Minister Wijesinha was just what you needed for the job. He had a vision of a reforms plan. “Kids in our education system are not happy, and reasonably so, we drain their critical and creative thinking skills with all the memorization-based standardized testing. We need to change that.” He would tell us at meetings. He worked harder than anyone else at the ministry, working late and putting together pieces of extensive writing for the Ministry’s website on reforms concepts currently underway. He was keen on transparency and using social media to communicate our work and hear feedback from the public. It is a shame that he had to resign due to political reasons, a week after I concluded my internship and came back to Bennington.

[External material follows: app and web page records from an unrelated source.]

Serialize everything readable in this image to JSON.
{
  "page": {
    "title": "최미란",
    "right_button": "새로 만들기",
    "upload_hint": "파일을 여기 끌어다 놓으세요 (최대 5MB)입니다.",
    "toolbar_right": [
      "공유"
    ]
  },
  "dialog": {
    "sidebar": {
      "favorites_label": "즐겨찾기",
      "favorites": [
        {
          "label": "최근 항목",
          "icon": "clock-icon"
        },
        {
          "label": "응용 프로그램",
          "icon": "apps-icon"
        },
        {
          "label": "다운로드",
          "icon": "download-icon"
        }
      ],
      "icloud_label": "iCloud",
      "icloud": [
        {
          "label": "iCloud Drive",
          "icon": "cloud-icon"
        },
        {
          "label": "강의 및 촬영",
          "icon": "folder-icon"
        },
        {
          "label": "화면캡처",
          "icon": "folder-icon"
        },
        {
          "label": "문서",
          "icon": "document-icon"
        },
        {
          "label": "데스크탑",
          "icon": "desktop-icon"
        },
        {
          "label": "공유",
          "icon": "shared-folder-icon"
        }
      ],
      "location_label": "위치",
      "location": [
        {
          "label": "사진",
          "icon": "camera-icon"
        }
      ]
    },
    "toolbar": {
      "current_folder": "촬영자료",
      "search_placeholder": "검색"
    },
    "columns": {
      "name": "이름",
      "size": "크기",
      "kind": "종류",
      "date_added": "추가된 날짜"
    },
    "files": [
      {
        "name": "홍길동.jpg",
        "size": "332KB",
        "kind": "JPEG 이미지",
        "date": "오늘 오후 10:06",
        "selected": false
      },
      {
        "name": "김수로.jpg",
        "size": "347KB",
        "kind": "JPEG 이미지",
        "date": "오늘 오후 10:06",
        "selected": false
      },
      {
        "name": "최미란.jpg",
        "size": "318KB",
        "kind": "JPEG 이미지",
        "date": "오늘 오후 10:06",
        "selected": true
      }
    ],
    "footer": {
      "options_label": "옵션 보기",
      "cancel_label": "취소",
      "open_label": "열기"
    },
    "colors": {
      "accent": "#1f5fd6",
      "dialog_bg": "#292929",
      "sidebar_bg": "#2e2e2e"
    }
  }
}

While working with the reforms team I also worked on my and research paper for Dr. Gunatilleke. This gave me the opportunity to see the insides of a system; its broad web, flaws, intricacies and needs for sustenance and understand the bigger picture while paying attention to the small details that make it. I came back to Bennington with a clear idea of the obstacles the process of education reform in Sri Lanka may have to face and with a plan to gather knowledge to help fight those challenges.
Below are rough excerpts from my paper.
Excerpt1: In pages 16- 19 of my paper I’ve broken down President Sirisena’s Manifesto’s Section Six on Education into “16 Promises.”
Excerpt 2: In pages 22- 29 of my paper I’ve laid out 4 key issues to address when reforming Sri Lanka’s education system.